Facebook’s business model’s governing premise is that our personal information does not actually belong to us. No matter how often the company is told (including by the FTC) to stop using our personal information in ways we didn’t authorize, it keeps coming up with new ways to do just that.
Facebook founder Mark Zuckerberg asserted back in 2010 that people have become more comfortable sharing private information online and no longer have an expectation of privacy.
People have really gotten comfortable not only sharing more information and different kinds, but more openly and with more people. That social norm is just something that has evolved over time.
We now know that by 2010, Facebook (along with Google, Microsoft, Apple, and others) was collaborating with the NSA’s PRISM program that swept up personal data on vast numbers of internet users. Had we all known, would we have “really gotten comfortable” with that?
Then not long after Zuckerberg declared that we don’t care about our privacy any more, Facebook had to promise it would stop putting our picture in ads targeted at our “friends.” But in August that promise evaporated when Facebook “clarified” its right to do with your photos (and those of your family) whatever it wants (or finds profitable) to do.

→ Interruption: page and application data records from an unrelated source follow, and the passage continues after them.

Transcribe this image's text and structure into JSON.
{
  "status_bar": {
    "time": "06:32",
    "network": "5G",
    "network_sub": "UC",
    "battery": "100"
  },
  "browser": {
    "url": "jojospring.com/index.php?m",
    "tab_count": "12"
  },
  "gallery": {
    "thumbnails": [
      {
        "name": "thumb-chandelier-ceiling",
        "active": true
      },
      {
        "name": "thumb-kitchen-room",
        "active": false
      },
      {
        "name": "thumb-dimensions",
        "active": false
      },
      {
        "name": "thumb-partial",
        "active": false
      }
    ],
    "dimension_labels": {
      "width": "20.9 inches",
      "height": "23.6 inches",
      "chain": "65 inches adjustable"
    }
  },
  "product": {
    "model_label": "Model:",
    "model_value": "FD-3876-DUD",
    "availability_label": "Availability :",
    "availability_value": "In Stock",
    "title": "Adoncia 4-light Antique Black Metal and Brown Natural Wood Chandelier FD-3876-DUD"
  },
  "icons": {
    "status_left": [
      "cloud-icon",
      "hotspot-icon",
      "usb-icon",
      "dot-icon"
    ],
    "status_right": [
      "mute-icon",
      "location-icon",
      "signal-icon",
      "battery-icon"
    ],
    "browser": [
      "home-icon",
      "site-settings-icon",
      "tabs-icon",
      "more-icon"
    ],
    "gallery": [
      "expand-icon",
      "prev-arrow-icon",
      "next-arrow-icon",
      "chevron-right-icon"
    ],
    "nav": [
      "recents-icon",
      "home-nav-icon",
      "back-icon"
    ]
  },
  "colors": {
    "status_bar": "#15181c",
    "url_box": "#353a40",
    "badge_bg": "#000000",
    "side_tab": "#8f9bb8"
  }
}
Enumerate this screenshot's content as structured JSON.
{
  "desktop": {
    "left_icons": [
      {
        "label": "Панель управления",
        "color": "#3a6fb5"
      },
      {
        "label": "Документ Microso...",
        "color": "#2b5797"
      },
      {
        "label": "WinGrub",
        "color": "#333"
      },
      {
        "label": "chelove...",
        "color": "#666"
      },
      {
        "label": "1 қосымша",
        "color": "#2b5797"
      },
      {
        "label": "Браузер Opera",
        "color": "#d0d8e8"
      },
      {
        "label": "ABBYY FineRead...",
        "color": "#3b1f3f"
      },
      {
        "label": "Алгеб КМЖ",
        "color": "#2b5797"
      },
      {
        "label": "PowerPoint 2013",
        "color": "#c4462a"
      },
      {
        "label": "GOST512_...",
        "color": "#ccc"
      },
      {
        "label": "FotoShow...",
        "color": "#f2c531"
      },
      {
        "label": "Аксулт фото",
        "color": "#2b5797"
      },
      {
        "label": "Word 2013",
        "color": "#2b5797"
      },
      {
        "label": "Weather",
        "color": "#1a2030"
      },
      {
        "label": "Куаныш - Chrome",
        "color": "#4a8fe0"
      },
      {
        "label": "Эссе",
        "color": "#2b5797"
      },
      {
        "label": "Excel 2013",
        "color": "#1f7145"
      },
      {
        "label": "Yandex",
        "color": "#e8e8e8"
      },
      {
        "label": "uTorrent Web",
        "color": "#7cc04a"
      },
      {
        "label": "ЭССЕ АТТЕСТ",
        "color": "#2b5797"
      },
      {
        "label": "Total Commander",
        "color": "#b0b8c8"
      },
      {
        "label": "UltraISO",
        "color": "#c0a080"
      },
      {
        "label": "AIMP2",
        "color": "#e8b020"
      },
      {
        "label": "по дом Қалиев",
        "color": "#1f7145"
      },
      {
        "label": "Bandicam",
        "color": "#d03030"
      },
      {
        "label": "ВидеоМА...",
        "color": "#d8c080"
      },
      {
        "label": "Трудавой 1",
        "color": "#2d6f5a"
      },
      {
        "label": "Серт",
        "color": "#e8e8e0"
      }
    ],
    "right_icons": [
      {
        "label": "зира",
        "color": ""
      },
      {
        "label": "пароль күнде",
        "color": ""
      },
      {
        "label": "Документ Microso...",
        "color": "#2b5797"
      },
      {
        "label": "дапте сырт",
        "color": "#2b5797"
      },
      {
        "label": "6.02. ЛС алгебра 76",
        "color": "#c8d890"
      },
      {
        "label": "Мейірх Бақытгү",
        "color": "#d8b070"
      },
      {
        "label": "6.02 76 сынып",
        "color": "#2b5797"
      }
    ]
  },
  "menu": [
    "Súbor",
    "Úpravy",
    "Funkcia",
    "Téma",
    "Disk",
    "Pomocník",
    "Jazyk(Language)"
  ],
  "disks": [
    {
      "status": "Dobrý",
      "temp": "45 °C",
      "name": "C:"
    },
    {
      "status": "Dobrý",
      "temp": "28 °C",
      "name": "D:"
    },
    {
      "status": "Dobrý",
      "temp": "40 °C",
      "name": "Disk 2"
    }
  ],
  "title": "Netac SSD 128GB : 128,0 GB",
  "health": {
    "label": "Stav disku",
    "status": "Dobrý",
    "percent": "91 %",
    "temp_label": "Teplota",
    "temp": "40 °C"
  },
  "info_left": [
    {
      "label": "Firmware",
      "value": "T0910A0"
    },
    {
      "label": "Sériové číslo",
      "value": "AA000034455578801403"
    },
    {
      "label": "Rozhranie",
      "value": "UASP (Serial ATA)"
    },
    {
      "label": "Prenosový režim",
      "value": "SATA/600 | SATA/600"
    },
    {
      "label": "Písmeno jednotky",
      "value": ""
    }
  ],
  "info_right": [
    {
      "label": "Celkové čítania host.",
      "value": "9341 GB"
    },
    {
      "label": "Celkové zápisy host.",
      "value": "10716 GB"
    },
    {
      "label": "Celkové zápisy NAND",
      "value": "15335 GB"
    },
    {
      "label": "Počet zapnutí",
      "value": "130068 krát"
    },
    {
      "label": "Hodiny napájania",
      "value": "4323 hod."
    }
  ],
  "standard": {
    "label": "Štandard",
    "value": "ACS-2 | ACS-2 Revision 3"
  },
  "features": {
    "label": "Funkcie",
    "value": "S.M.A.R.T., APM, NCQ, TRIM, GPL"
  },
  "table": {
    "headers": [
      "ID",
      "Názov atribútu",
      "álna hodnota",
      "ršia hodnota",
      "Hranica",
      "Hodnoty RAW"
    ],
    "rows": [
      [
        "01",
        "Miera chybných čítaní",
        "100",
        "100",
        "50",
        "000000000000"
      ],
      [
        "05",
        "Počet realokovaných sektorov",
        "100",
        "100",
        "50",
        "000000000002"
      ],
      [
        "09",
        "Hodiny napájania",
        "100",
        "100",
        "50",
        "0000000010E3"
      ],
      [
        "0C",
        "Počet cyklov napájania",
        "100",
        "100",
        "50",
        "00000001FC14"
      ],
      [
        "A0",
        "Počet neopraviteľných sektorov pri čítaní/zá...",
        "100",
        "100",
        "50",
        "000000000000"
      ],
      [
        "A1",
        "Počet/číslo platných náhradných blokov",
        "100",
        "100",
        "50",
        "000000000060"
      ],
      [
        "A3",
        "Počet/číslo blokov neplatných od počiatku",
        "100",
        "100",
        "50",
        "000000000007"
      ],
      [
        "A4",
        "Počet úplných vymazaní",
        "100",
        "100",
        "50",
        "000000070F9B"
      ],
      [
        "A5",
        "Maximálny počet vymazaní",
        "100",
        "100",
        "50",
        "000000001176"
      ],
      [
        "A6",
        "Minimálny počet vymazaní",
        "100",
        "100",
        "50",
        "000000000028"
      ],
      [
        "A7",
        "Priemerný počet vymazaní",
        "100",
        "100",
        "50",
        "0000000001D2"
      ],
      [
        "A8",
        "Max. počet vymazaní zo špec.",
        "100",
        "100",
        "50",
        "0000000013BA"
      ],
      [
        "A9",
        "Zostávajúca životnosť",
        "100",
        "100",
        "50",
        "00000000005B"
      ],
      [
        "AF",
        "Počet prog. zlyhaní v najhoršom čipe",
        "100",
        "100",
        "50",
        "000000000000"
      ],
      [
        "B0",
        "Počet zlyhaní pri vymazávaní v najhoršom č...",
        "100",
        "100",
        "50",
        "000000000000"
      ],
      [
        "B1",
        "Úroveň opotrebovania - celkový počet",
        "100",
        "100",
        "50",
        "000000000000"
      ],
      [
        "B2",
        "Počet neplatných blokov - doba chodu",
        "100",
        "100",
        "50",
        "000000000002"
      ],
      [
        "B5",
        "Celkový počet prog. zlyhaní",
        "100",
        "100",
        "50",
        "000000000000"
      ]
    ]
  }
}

The company has a long track record of failing to keep their promises about your privacy.
The social networking service Facebook has agreed to settle Federal Trade Commission charges that it deceived consumers by telling them they could keep their information on Facebook private, and then repeatedly allowing it to be shared and made public.
The 2011 settlement barred Facebook from making additional deceptive privacy claims, required it to obtain consumers’ approval before it changes the way it shares their data, and required it to obtain periodic assessments of its privacy practices by independent, third-party auditors for the next 20 years.
The agency’s 8-count complaint boils down to this: Facebook’s privacy practices often flew in the face of its stated policies and, as one count alleges, the company made significant retroactive changes to its privacy practices, without getting users’ consent.
Now comes the latest: in the last couple of weeks, Facebook analytics chief Ken Rudin told the Wall Street Journal that the company is experimenting with new ways to suck up your data, such as “how long a user’s cursor hovers over a certain part of its website, or whether a user’s news feed is visible at a given moment on the screen of his or her mobile phone.”
I am increasingly disenchanted with Facebook. My son told me if I wanted to keep up with my grandkids, that’s where they are. But the college kid posts almost nothing but stuff about his “metalcore” band, the HS senior almost never posts anything, and my freshman granddaughter either has her settings such that I don’t see posts (for awhile they were frequent and inane), or she’s grown bored with Facebook. The 5 younger grandkids don’t have Facebook (yet). From friends I see lots of political stuff and photos of fingernails with Halloween designs and rarely anything worth seeing. I get into arguments (that I can’t win) with right-wing friends who rant about Obama and the ACA. This latest revelation tempts me to just abandon Facebook altogether. I’m not sure I’d miss anything.